The latest work by Caitlin Finlayson, now a PhD candidate at La Trobe University, was recently published by the Development in Practice journal. Her work explores if and how trade unions are a platform for social change in Zambia, Africa. In Zambia, the privatisation of state-owned companies is challenging job security, working conditions and workers’ rights. It has also weakened the role of government as a … Continue reading Trade unions as platforms for social change
This post by Institue of Human Security and Social Change Director Chris Roche originally appeared on Duncan Green’s From Poverty To Power blog. Chris Roche (the koala – I’m [Duncan Green] the kangaroo, right) is a friend and a brilliant development thinker, even if he has an alarming tendency to be able to reference development jargon like a machine gun. If you can get past the … Continue reading Overcoming Premature Evaluation
Aidan Craney reflects on the biennial Oceanic Conference on International Studies held in July at the University of Queensland, Brisbane. Continue reading Global and Local: Reflections on the Seventh Oceanic Conference on International Studies
By Chris Roche The Developmental Leadership Program will host its 2016 Annual Conference at La Trobe University in Melbourne on 8 February. Its theme is ‘Power, Politics and Positive Deviance’. It is pretty obvious why a DLP conference would focus on power and politics, but why positive deviance? And what is it anyway? Perhaps the best known text on this topic is The Power of … Continue reading Identifying rebels with a cause (and effect)
‘On the fast track to end AIDS’. That’s the UNAIDS slogan for today’s World AIDS Day; and beneath the inevitable soundbites lie some clear principles of approach, one of which is ‘deliver results that leave no one behind’ (UNAIDS, 2015). In Asia and the Pacific, as elsewhere in the world, the HIV epidemic continues to take its heaviest toll among communities and groups that are … Continue reading HIV risk? It’s in the programming…
The Institute is very happy to post this blog from Michelle Imison, a Sydney-based international development consultant, on her recent experience as an election monitor in Myanmar. We are very grateful that Michelle was able to respond to our request to share her first hand experience of this historic event. On Sunday, 8 November Myanmar’s general election was run and, although not yet officially won, the process itself was … Continue reading Myanmar Election 2015 – An International Observer’s Perspective
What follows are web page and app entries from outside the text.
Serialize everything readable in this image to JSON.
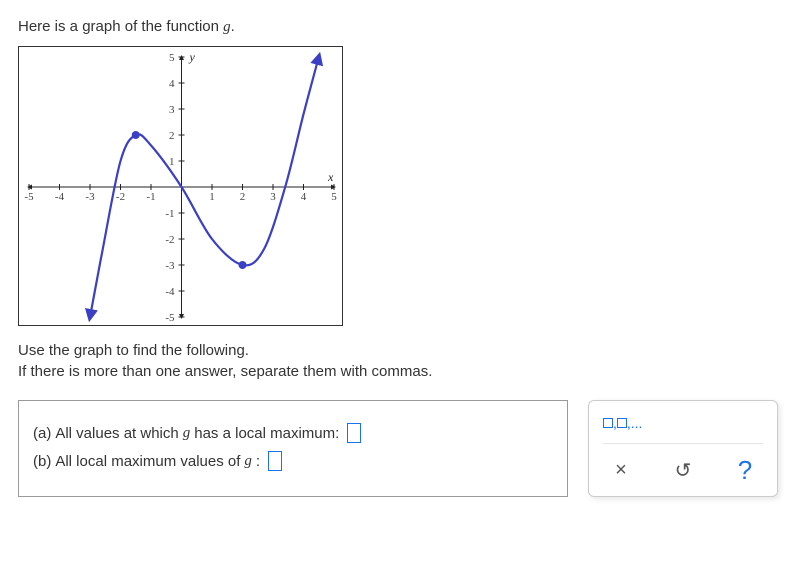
{
  "prompt": {
    "line1_a": "Here is a graph of the function ",
    "line1_g": "g",
    "line1_b": "."
  },
  "instructions": {
    "l1": "Use the graph to find the following.",
    "l2": "If there is more than one answer, separate them with commas."
  },
  "questions": {
    "a_prefix": "(a) ",
    "a_text1": "All values at which ",
    "a_g": "g",
    "a_text2": " has a local maximum:",
    "b_prefix": "(b) ",
    "b_text1": "All local maximum values of ",
    "b_g": "g",
    "b_text2": " :"
  },
  "tools": {
    "list_hint_sep": ",",
    "list_hint_tail": ",...",
    "clear": "×",
    "reset": "↺",
    "help": "?"
  },
  "chart_data": {
    "type": "line",
    "title": "",
    "xlabel": "x",
    "ylabel": "y",
    "xlim": [
      -5,
      5
    ],
    "ylim": [
      -5,
      5
    ],
    "x_ticks": [
      -5,
      -4,
      -3,
      -2,
      -1,
      1,
      2,
      3,
      4,
      5
    ],
    "y_ticks": [
      -5,
      -4,
      -3,
      -2,
      -1,
      1,
      2,
      3,
      4,
      5
    ],
    "series": [
      {
        "name": "g",
        "points": [
          [
            -3,
            -5
          ],
          [
            -2.6,
            -2.5
          ],
          [
            -2,
            1
          ],
          [
            -1.5,
            2
          ],
          [
            -1,
            1.6
          ],
          [
            0,
            0
          ],
          [
            1,
            -2
          ],
          [
            2,
            -3
          ],
          [
            2.7,
            -2.4
          ],
          [
            3.4,
            0
          ],
          [
            4,
            2.8
          ],
          [
            4.5,
            5
          ]
        ],
        "left_end": "arrow",
        "right_end": "arrow",
        "marked_points": [
          [
            -1.5,
            2
          ],
          [
            2,
            -3
          ]
        ]
      }
    ],
    "local_maximum_x": [
      -1.5
    ],
    "local_maximum_values": [
      2
    ]
  }
}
Chris Roche, Director at the Institute, is co-editor of the recently released book ‘The Politics of Evidence and Results in International Development. The book examines the current results agenda of international development. In this blog, Megan Driscoll from the Institute of Development Studies summarises a recent panel discussion on this topic. The panel was made up of experts on aid effectiveness, including the book’s co-editor, Rosalind Eyben, … Continue reading The Results Agenda: Friend or Foe?
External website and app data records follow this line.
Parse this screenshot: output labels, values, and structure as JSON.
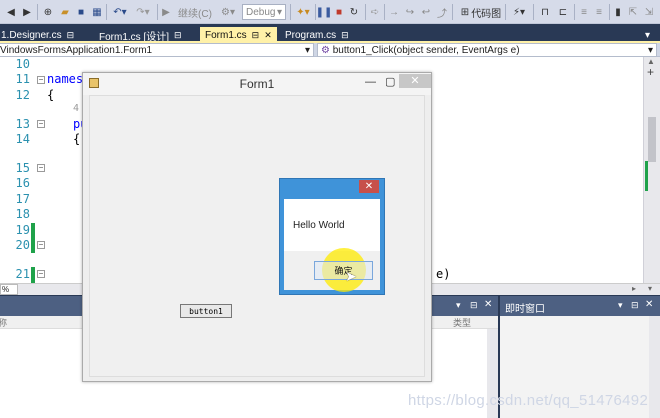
{
  "toolbar": {
    "debug_target_label": "继续(C)",
    "config_combo": "Debug",
    "code_map_label": "代码图"
  },
  "tabs": [
    {
      "label": "1.Designer.cs",
      "pin": "⊟"
    },
    {
      "label": "Form1.cs [设计]",
      "pin": "⊟"
    },
    {
      "label": "Form1.cs",
      "pin": "⊟",
      "active": true
    },
    {
      "label": "Program.cs",
      "pin": "⊟"
    }
  ],
  "navbar": {
    "left_combo": "VindowsFormsApplication1.Form1",
    "right_combo": "button1_Click(object sender, EventArgs e)"
  },
  "editor": {
    "line_numbers": [
      "10",
      "11",
      "12",
      "13",
      "14",
      "15",
      "16",
      "17",
      "18",
      "19",
      "20",
      "21"
    ],
    "code": {
      "l11": "names",
      "l12": "{",
      "l12b": "4",
      "l13": "pu",
      "l14": "{",
      "l21": "e)"
    }
  },
  "form1": {
    "title": "Form1",
    "button_label": "button1"
  },
  "messagebox": {
    "text": "Hello World",
    "ok_label": "确定",
    "close_glyph": "✕"
  },
  "bottom": {
    "left_pane_col1": "称",
    "left_pane_col2": "类型",
    "left_combo": "%",
    "right_pane_title": "即时窗口"
  },
  "watermark": "https://blog.csdn.net/qq_51476492"
}
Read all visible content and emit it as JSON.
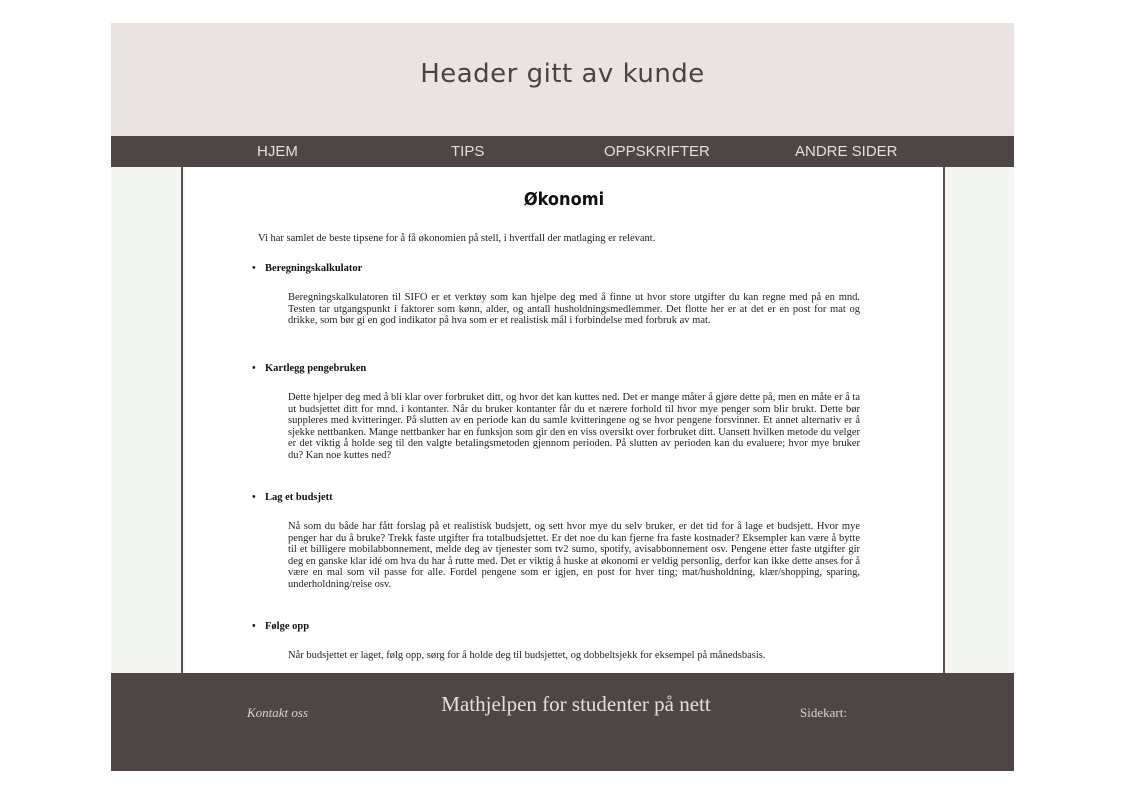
{
  "header": {
    "title": "Header gitt av kunde"
  },
  "nav": {
    "items": [
      {
        "label": "HJEM"
      },
      {
        "label": "TIPS"
      },
      {
        "label": "OPPSKRIFTER"
      },
      {
        "label": "ANDRE SIDER"
      }
    ]
  },
  "main": {
    "title": "Økonomi",
    "intro": "Vi har samlet de beste tipsene for å få økonomien på stell, i hvertfall der matlaging er relevant.",
    "sections": [
      {
        "heading": "Beregningskalkulator",
        "body": "Beregningskalkulatoren til SIFO er et verktøy som kan hjelpe deg med å finne ut hvor store utgifter du kan regne med på en mnd. Testen tar utgangspunkt i faktorer som kønn, alder, og antall husholdningsmedlemmer. Det flotte her er at det er en post for mat og drikke, som bør gi en god indikator på hva som er et realistisk mål i forbindelse med forbruk av mat."
      },
      {
        "heading": "Kartlegg pengebruken",
        "body": "Dette hjelper deg med å bli klar over forbruket ditt, og hvor det kan kuttes ned. Det er mange måter å gjøre dette på, men en måte er å ta ut budsjettet ditt for mnd. i kontanter. Når du bruker kontanter får du et nærere forhold til hvor mye penger som blir brukt. Dette bør suppleres med kvitteringer. På slutten av en periode kan du samle kvitteringene og se hvor pengene forsvinner. Et annet alternativ er å sjekke nettbanken. Mange nettbanker har en funksjon som gir den en viss oversikt over forbruket ditt. Uansett hvilken metode du velger er det viktig å holde seg til den valgte betalingsmetoden gjennom perioden. På slutten av perioden kan du evaluere; hvor mye bruker du? Kan noe kuttes ned?"
      },
      {
        "heading": "Lag et budsjett",
        "body": "Nå som du både har fått forslag på et realistisk budsjett, og sett hvor mye du selv bruker, er det tid for å lage et budsjett. Hvor mye penger har du å bruke? Trekk faste utgifter fra totalbudsjettet. Er det noe du kan fjerne fra faste kostnader? Eksempler kan være å bytte til et billigere mobilabbonnement, melde deg av tjenester som tv2 sumo, spotify, avisabbonnement osv. Pengene etter faste utgifter gir deg en ganske klar idé om hva du har å rutte med. Det er viktig å huske at økonomi er veldig personlig, derfor kan ikke dette anses for å være en mal som vil passe for alle. Fordel pengene som er igjen, en post for hver ting; mat/husholdning, klær/shopping, sparing, underholdning/reise osv."
      },
      {
        "heading": "Følge opp",
        "body": "Når budsjettet er laget, følg opp, sørg for å holde deg til budsjettet, og dobbeltsjekk for eksempel på månedsbasis."
      }
    ]
  },
  "footer": {
    "contact": "Kontakt oss",
    "title": "Mathjelpen for studenter på nett",
    "sitemap": "Sidekart:"
  },
  "colors": {
    "header_bg": "#e9e3e1",
    "nav_bg": "#4e4644",
    "side_bg": "#f3f6f2",
    "footer_bg": "#4e4644"
  }
}
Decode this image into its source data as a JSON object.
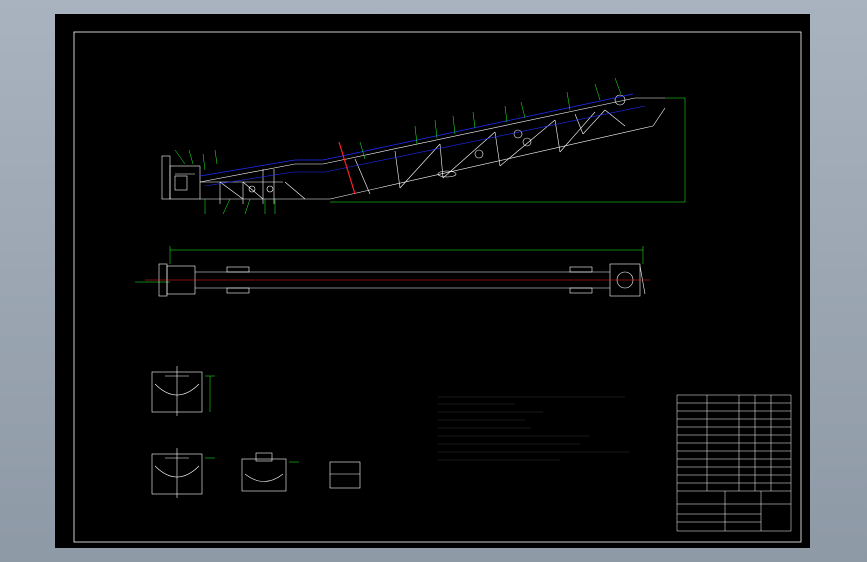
{
  "notes": {
    "title": "",
    "lines": []
  },
  "title_block": {
    "drawing_name": "",
    "rows": []
  },
  "colors": {
    "frame": "#ffffff",
    "structure": "#ffffff",
    "belt": "#1e2cff",
    "centerline": "#ff2020",
    "dimension": "#20ff20",
    "background": "#000000"
  }
}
Pacific climate change activists are engaged in a race against time as they seek to influence the upcoming COP21 summit. As part of our engagement with Pacific social change movements, we are publishing the following short blog, to help publicise their campaign… Pacific activists Noelene Nabulivou and Miki Wali write: If Australia and New Zealand really cares about the Pacific as a partner, they must … Continue reading Not Drowning, Fighting…
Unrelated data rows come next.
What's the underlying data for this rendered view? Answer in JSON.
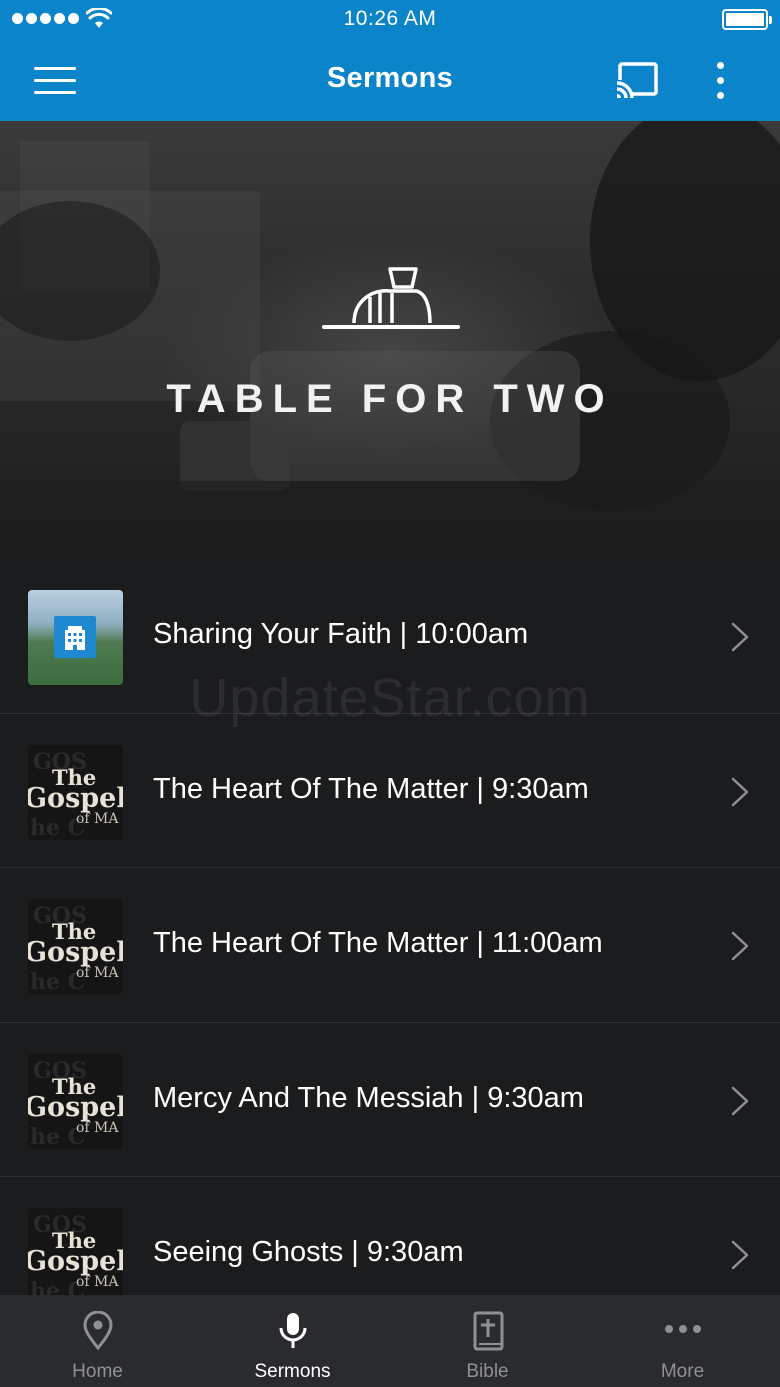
{
  "status_bar": {
    "time": "10:26 AM"
  },
  "app_bar": {
    "title": "Sermons",
    "icons": [
      "menu-icon",
      "cast-icon",
      "more-vert-icon"
    ]
  },
  "hero": {
    "title": "TABLE FOR TWO"
  },
  "watermark": "UpdateStar.com",
  "sermons": [
    {
      "title": "Sharing Your Faith | 10:00am",
      "thumb": "church-building"
    },
    {
      "title": "The Heart Of The Matter | 9:30am",
      "thumb": "gospel-series"
    },
    {
      "title": "The Heart Of The Matter | 11:00am",
      "thumb": "gospel-series"
    },
    {
      "title": "Mercy And The Messiah | 9:30am",
      "thumb": "gospel-series"
    },
    {
      "title": "Seeing Ghosts | 9:30am",
      "thumb": "gospel-series"
    }
  ],
  "gospel_thumb": {
    "line1": "The",
    "line2": "Gospel",
    "line3": "of MA"
  },
  "tabs": [
    {
      "label": "Home",
      "icon": "location-pin-icon"
    },
    {
      "label": "Sermons",
      "icon": "microphone-icon",
      "active": true
    },
    {
      "label": "Bible",
      "icon": "bible-icon"
    },
    {
      "label": "More",
      "icon": "more-horiz-icon"
    }
  ],
  "colors": {
    "app_bar": "#0b84c9",
    "background": "#1b1c1e",
    "tab_bar": "#2a2b2e"
  }
}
Linda Kelly, Director of Praxis Consultants and co-Director at the Institute, discusses the importance of including those excluded from mainstream development when thinking and working politically. Ongoing research and practice experience suggests that allowing more control and direction by those excluded from mainstream development is often the best way to ensure both innovative and effective development strategies. For example, development work has embraced the idea that … Continue reading Inclusion as innovation